» **WHAT YOU WILL DO**:
For the entries presented below, indicate the number of lines that include the word "subtitle", adding nothing else.

» **DATA SECTION**:

[Start of section]

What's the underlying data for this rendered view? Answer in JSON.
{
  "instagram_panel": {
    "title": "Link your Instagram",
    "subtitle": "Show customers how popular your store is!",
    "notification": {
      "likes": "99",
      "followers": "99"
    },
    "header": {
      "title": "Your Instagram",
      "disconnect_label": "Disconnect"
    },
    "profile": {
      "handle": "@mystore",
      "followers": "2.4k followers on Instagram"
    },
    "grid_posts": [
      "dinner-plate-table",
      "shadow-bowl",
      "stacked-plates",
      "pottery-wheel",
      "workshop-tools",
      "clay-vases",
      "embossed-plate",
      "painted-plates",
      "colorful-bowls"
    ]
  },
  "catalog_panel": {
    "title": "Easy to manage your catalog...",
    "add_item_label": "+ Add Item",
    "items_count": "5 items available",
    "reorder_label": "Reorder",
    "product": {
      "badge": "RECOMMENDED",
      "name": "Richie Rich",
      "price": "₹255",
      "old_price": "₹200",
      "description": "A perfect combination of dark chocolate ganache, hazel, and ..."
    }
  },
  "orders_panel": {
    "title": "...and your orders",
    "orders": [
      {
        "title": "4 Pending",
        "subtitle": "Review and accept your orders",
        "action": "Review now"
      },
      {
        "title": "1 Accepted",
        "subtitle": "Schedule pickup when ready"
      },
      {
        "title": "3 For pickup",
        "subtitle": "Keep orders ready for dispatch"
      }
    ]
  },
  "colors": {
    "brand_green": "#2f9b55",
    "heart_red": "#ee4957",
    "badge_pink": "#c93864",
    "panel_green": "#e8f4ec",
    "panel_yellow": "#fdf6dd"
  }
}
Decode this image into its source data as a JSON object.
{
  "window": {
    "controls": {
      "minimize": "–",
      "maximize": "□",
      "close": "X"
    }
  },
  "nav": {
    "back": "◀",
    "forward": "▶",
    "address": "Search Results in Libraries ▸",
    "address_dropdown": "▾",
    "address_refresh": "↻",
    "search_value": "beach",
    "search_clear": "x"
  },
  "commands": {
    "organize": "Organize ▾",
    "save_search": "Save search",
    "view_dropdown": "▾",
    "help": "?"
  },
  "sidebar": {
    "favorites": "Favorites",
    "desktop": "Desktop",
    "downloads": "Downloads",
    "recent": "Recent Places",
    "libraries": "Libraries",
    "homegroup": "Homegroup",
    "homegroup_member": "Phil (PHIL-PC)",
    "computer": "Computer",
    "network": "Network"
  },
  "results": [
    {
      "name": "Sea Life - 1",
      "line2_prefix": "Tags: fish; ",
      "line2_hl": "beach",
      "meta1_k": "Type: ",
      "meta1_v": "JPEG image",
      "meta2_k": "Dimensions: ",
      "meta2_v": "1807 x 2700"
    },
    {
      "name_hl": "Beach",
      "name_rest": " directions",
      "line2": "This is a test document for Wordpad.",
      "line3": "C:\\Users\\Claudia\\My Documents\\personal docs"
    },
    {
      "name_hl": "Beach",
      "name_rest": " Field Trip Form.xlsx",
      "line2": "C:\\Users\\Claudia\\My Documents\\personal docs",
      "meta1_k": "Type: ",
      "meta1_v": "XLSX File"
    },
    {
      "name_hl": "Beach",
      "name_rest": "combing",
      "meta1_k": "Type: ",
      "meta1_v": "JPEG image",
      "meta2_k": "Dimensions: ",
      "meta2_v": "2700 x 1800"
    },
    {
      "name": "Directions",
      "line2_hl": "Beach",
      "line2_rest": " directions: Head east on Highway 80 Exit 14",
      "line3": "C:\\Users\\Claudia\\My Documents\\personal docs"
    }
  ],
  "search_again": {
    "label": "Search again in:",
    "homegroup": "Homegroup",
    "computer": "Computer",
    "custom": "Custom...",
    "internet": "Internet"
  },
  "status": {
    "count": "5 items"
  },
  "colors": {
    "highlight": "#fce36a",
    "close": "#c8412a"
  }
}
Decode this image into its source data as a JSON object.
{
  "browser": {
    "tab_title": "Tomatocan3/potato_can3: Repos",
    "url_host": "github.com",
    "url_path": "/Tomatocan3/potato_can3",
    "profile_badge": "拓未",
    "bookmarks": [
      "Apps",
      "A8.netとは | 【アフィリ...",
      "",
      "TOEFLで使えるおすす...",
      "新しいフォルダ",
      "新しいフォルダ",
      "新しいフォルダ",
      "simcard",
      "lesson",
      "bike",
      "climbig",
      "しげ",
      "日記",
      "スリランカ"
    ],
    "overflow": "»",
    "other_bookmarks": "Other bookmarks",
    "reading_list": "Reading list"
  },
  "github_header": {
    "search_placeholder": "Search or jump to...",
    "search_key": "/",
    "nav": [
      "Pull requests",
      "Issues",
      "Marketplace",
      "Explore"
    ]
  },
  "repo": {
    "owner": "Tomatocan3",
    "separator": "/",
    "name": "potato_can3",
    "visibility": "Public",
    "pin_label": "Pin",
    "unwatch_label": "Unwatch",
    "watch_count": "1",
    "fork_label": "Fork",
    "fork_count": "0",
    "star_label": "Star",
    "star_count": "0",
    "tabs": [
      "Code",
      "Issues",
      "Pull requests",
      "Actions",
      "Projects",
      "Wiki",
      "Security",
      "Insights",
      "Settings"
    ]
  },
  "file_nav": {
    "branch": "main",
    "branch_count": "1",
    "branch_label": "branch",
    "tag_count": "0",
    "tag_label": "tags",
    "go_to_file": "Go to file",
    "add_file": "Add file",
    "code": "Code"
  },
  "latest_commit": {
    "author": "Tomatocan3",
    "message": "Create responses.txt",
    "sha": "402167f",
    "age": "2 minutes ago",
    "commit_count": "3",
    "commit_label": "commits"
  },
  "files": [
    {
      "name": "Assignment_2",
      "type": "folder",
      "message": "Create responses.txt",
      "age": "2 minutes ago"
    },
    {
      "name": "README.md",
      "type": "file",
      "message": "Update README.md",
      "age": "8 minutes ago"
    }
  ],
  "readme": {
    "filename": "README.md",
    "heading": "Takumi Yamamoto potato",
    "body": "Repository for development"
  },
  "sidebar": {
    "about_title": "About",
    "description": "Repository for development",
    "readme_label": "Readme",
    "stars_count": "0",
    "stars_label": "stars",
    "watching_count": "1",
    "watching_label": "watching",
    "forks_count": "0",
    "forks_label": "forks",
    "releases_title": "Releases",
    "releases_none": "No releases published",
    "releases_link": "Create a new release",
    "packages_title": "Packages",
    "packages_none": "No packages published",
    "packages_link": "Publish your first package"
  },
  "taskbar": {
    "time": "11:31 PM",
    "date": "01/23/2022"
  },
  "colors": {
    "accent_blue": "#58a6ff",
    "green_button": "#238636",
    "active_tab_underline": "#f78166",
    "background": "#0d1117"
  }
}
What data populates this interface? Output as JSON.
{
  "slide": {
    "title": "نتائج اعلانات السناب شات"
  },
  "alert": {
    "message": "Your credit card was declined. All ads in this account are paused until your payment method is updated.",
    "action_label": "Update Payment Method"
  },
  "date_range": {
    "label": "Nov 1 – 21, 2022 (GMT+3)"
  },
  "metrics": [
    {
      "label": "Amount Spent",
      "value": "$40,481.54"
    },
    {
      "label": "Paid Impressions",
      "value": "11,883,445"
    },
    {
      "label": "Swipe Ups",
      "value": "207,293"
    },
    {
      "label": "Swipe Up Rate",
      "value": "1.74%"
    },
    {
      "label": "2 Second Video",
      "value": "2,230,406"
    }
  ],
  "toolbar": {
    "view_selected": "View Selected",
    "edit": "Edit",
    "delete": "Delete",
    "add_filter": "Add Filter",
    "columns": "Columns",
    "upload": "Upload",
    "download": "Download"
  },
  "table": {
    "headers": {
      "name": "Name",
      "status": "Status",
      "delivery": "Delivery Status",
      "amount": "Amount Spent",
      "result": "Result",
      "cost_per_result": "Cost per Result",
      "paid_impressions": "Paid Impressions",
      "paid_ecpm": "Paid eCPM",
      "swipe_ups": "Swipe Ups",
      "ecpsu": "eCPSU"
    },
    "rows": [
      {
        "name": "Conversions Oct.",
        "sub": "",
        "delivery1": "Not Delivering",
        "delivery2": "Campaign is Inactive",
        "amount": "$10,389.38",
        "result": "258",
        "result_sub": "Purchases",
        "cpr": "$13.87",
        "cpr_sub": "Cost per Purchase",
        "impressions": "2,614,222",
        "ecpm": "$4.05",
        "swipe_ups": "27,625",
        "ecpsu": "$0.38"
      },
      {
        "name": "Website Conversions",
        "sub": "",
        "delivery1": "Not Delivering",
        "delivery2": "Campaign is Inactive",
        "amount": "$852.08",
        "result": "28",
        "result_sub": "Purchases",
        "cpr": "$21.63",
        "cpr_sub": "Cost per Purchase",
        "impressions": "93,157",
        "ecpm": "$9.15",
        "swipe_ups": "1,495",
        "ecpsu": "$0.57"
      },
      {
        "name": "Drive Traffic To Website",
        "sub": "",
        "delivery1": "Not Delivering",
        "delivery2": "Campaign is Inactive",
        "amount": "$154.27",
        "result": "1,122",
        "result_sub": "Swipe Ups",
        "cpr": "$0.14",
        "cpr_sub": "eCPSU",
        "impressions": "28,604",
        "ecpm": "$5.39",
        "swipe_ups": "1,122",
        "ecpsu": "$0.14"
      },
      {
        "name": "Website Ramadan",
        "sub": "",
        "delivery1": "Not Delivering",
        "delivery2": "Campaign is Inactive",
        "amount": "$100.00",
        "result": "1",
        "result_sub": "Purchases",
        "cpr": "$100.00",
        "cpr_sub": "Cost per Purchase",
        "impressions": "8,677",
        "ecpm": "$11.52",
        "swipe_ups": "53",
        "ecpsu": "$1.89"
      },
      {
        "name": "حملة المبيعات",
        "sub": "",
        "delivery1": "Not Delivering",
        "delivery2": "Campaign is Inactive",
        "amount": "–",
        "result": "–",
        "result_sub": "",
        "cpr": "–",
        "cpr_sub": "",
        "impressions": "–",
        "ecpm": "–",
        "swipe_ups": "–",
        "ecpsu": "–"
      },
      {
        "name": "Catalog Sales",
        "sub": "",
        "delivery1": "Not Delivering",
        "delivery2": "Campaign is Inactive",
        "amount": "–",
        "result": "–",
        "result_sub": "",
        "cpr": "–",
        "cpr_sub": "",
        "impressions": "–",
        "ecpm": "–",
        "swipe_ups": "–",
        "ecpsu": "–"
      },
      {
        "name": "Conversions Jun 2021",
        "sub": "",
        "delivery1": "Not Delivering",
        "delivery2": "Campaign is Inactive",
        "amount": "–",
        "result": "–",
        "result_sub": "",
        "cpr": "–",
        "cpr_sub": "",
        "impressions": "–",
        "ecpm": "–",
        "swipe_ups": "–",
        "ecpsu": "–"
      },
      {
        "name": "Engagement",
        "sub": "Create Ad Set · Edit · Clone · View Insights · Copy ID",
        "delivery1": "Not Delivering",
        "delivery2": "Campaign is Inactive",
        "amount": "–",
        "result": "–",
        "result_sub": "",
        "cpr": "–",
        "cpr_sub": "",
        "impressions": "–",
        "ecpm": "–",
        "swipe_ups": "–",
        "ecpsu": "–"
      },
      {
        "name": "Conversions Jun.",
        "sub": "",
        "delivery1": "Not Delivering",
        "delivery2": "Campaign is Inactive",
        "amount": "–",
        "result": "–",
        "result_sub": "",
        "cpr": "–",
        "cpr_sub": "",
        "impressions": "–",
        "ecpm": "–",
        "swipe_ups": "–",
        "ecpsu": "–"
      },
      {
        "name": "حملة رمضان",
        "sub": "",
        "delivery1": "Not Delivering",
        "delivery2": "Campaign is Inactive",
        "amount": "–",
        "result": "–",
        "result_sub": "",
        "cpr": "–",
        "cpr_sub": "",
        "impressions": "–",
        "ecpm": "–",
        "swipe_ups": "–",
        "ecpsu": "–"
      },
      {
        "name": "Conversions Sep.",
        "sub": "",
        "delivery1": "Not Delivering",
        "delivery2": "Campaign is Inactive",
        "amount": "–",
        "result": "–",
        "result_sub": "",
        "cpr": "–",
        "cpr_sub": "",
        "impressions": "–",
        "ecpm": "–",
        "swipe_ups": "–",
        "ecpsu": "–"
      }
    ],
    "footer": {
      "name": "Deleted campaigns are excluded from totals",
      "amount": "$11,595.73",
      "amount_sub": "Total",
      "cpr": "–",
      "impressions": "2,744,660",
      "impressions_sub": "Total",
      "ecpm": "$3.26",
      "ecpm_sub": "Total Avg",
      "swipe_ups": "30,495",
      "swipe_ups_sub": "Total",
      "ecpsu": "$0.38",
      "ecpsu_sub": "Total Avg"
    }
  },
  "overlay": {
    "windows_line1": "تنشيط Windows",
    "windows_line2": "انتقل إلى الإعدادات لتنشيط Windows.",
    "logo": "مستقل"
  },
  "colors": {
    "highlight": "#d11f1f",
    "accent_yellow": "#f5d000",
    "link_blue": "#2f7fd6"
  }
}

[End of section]

» **ANSWER FOR THE TASK**:
4